There are things you can do and should be doing to get a reasonable return on your investment of time, energy, and money (it is not a sin to invest money in your ebook, although it is my feeling it’s wasteful to invest money in promotion of the ebook). And that’s the first question to ask: What is a reasonable return? What do I need to make and what can I expect from the market? How many copies do I need to sell to justify my expenditures of time/money and the notion of doing this again?

Don’t start by asking what you want to get back from author-publishing.

Ask what you fucking NEED to get back.

And do your goddamn research. Take it seriously. Know what kind of book you’re writing and putting out. Who is your audience? Where do they buy their books? Where are they online? How can you reach them? And how can you cross-promote to reach beyond them? If you’re a genre author that’s fucking essential. How do you get out of the niche? What are topics related to your story that non-fiction, non-book folk are into and talk/write about online? Is your protagonist a chef? Target food bloggers and markets. Ask them if they’d be interested in reading and talking about your book to their audience. Are you writing about marginalized characters? Guess what? Marginalized people would probably fucking love to read about themselves in your book. Figure out how to make them aware of it.

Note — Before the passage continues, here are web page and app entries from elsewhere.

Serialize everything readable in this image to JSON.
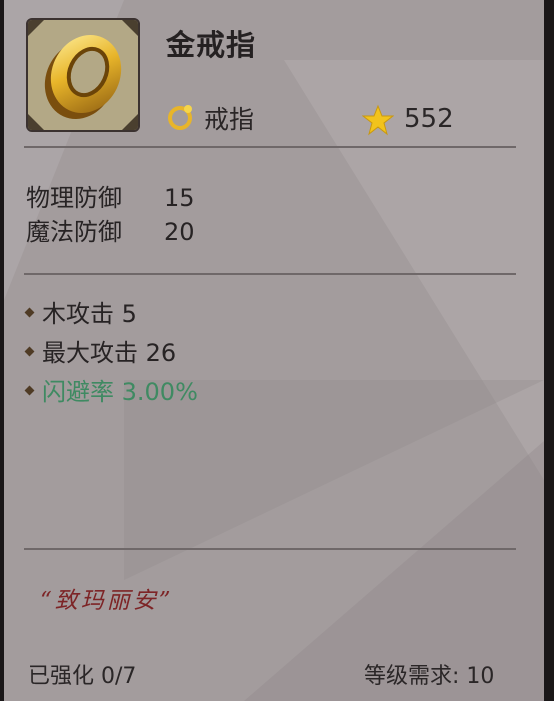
{
  "item": {
    "name": "金戒指",
    "type_label": "戒指",
    "type_icon": "ring-type-icon",
    "score": "552",
    "score_icon": "star-icon"
  },
  "base_stats": [
    {
      "label": "物理防御",
      "value": "15"
    },
    {
      "label": "魔法防御",
      "value": "20"
    }
  ],
  "attributes": [
    {
      "text": "木攻击 5"
    },
    {
      "text": "最大攻击 26"
    },
    {
      "text": "闪避率 3.00%"
    }
  ],
  "flavor_text": "“致玛丽安”",
  "footer": {
    "enhance": "已强化 0/7",
    "level_requirement": "等级需求: 10"
  },
  "colors": {
    "panel_bg": "#a39c9d",
    "special_attr": "#3f8a62",
    "flavor": "#7d2426",
    "gold": "#e8b52a"
  }
}
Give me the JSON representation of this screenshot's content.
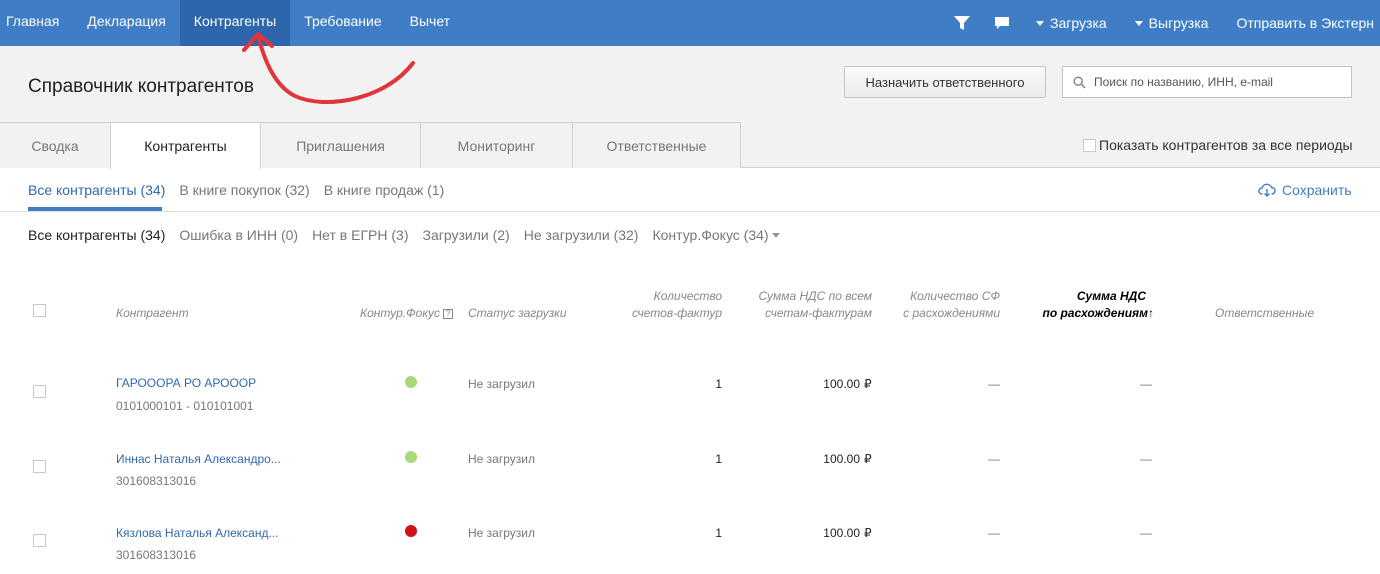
{
  "nav": {
    "items": [
      "Главная",
      "Декларация",
      "Контрагенты",
      "Требование",
      "Вычет"
    ],
    "active_index": 2,
    "right": {
      "filter_icon": "filter-icon",
      "chat_icon": "chat-icon",
      "upload": "Загрузка",
      "download": "Выгрузка",
      "send": "Отправить в Экстерн"
    }
  },
  "header": {
    "title": "Справочник контрагентов",
    "assign_button": "Назначить ответственного",
    "search_placeholder": "Поиск по названию, ИНН, e-mail"
  },
  "tabs": [
    "Сводка",
    "Контрагенты",
    "Приглашения",
    "Мониторинг",
    "Ответственные"
  ],
  "active_tab": 1,
  "show_all_periods": {
    "label": "Показать контрагентов за все периоды",
    "checked": false
  },
  "subfilters": [
    "Все контрагенты (34)",
    "В книге покупок (32)",
    "В книге продаж (1)"
  ],
  "save_label": "Сохранить",
  "filters2": [
    "Все контрагенты (34)",
    "Ошибка в ИНН (0)",
    "Нет в ЕГРН (3)",
    "Загрузили (2)",
    "Не загрузили (32)",
    "Контур.Фокус (34)"
  ],
  "table": {
    "headers": {
      "counterparty": "Контрагент",
      "focus": "Контур.Фокус",
      "status": "Статус загрузки",
      "invoices_count_1": "Количество",
      "invoices_count_2": "счетов-фактур",
      "vat_sum_1": "Сумма НДС по всем",
      "vat_sum_2": "счетам-фактурам",
      "discrepancy_count_1": "Количество СФ",
      "discrepancy_count_2": "с расхождениями",
      "vat_discrepancy_1": "Сумма НДС",
      "vat_discrepancy_2": "по расхождениям",
      "sort_arrow": "↑",
      "responsible": "Ответственные",
      "help": "?"
    },
    "rows": [
      {
        "name": "ГАРОООРА РО АРОООР",
        "inn": "0101000101 - 010101001",
        "focus_color": "#a9d97a",
        "status": "Не загрузил",
        "count": "1",
        "sum": "100.00",
        "currency": "₽",
        "disc_count": "—",
        "disc_sum": "—"
      },
      {
        "name": "Иннас Наталья Александро...",
        "inn": "301608313016",
        "focus_color": "#a9d97a",
        "status": "Не загрузил",
        "count": "1",
        "sum": "100.00",
        "currency": "₽",
        "disc_count": "—",
        "disc_sum": "—"
      },
      {
        "name": "Кязлова Наталья Александ...",
        "inn": "301608313016",
        "focus_color": "#d0121b",
        "status": "Не загрузил",
        "count": "1",
        "sum": "100.00",
        "currency": "₽",
        "disc_count": "—",
        "disc_sum": "—"
      }
    ]
  },
  "colors": {
    "nav_bg": "#3f7ec7",
    "nav_active": "#2d66ad",
    "link": "#3168b0",
    "annotation_arrow": "#e0363b"
  }
}
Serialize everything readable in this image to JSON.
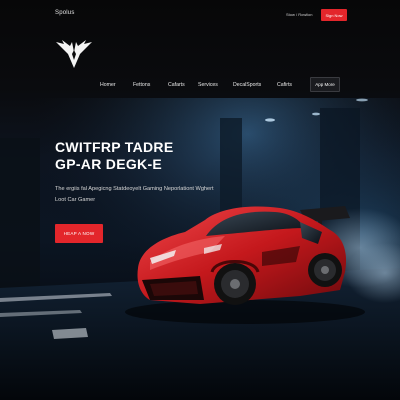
{
  "header": {
    "brand": "Spolus",
    "account_link": "Stow / Rowlion",
    "cta": "Sign Now"
  },
  "nav": {
    "items": [
      "Homer",
      "Fettons",
      "Cafarts",
      "Services",
      "DecalSports",
      "Cafirts"
    ],
    "cta": "App More"
  },
  "hero": {
    "title_line1": "CWITFRP TADRE",
    "title_line2": "GP-AR DEGK-E",
    "subtitle": "The ergiis fal Apegicng Statdeoyelt Gaming Neporlationt Wghert Loot Car Gamer",
    "cta": "HEAP A NOW"
  },
  "colors": {
    "accent": "#e3262b",
    "car_red": "#c4181c",
    "background": "#050506",
    "scene_blue": "#16304a"
  },
  "icons": {
    "logo": "winged-emblem-icon"
  }
}
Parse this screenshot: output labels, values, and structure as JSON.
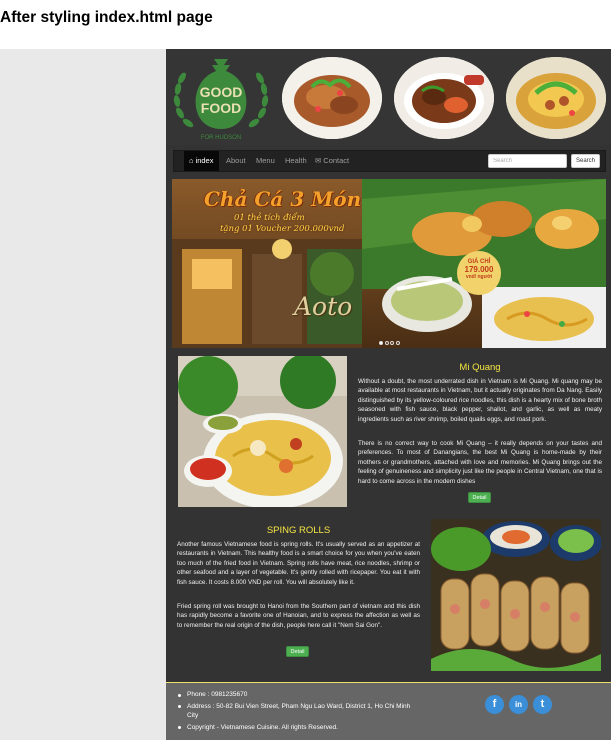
{
  "document": {
    "title": "After styling index.html page"
  },
  "header": {
    "logo": {
      "line1": "GOOD",
      "line2": "FOOD",
      "line3": "FOR HUDSON"
    }
  },
  "nav": {
    "items": [
      {
        "label": "index",
        "icon": "home-icon",
        "active": true
      },
      {
        "label": "About"
      },
      {
        "label": "Menu"
      },
      {
        "label": "Health"
      },
      {
        "label": "Contact",
        "icon": "envelope-icon"
      }
    ],
    "search": {
      "placeholder": "Search",
      "button_label": "Search"
    }
  },
  "carousel": {
    "promo_title": "Chả Cá 3 Món",
    "promo_line1": "01 thẻ tích điểm",
    "promo_line2": "tặng 01 Voucher 200.000vnd",
    "price_label": "GIÁ CHỈ",
    "price": "179.000",
    "price_unit": "vnd/ người",
    "restaurant_sign": "Aoto",
    "dots": 4,
    "active_dot": 0
  },
  "articles": [
    {
      "title": "Mi Quang",
      "paragraphs": [
        "Without a doubt, the most underrated dish in Vietnam is Mi Quang. Mi quang may be available at most restaurants in Vietnam, but it actually originates from Da Nang. Easily distinguished by its yellow-coloured rice noodles, this dish is a hearty mix of bone broth seasoned with fish sauce, black pepper, shallot, and garlic, as well as meaty ingredients such as river shrimp, boiled quails eggs, and roast pork.",
        "There is no correct way to cook Mi Quang – it really depends on your tastes and preferences. To most of Danangians, the best Mi Quang is home-made by their mothers or grandmothers, attached with love and memories. Mi Quang brings out the feeling of genuineness and simplicity just like the people in Central Vietnam, one that is hard to come across in the modern dishes"
      ],
      "button_label": "Detail"
    },
    {
      "title": "SPING ROLLS",
      "paragraphs": [
        "Another famous Vietnamese food is spring rolls. It's usually served as an appetizer at restaurants in Vietnam. This healthy food is a smart choice for you when you've eaten too much of the fried food in Vietnam. Spring rolls have meat, rice noodles, shrimp or other seafood and a layer of vegetable. It's gently rolled with ricepaper. You eat it with fish sauce. It costs 8.000 VND per roll. You will absolutely like it.",
        "Fried spring roll was brought to Hanoi from the Southern part of vietnam and this dish has rapidly become a favorite one of Hanoian, and to express the affection as well as to remember the real origin of the dish, people here call it \"Nem Sai Gon\"."
      ],
      "button_label": "Detail"
    }
  ],
  "footer": {
    "items": [
      "Phone : 0981235670",
      "Address : 50-82 Bui Vien Street, Pham Ngu Lao Ward, District 1, Ho Chi Minh City",
      "Copyright - Vietnamese Cuisine. All rights Reserved."
    ],
    "social": [
      {
        "icon": "facebook-icon",
        "glyph": "f"
      },
      {
        "icon": "linkedin-icon",
        "glyph": "in"
      },
      {
        "icon": "twitter-icon",
        "glyph": "t"
      }
    ]
  },
  "colors": {
    "page_bg": "#333333",
    "nav_bg": "#222222",
    "heading": "#f5e642",
    "button": "#4caf50",
    "footer_bg": "#666666",
    "social": "#3a8fd8"
  }
}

It’s not rocket science and it’s not the lottery. It’s a job. It requires work and effort and forethought and planning and execution.

You can win. Whether it’s author-publishing or traditional publishing, you absolutely can win.

You just need to redefine our collectively inflated idea of what constitutes “winning.”

Winning is doing better than you expected and a little better than that next time. Winning is turning a dime into a dollar and reinvesting that dollar to make ten. Winning is not giving up because you only got a few Amazon reviews. Winning is persistence. Winning is learning from your mistakes, trying something different, and seeing a better result. Winning is perfecting the machine over time.

Winning is meeting your needs, not your desires.

Should you hope for more than that? Certainly.

But you should plan for less, and you should know how you’re going to adjust and keep going and convert that motherfucker into a win.

Don’t listen to cynics. Don’t listen to some lucky dick who made a million dollars, either.

Write what you want to write and then figure out how to most effectively market it to a targeted audience.

Moderation isn’t sexy, but it’s your sword and shield in this battle.

You can win.

I promise.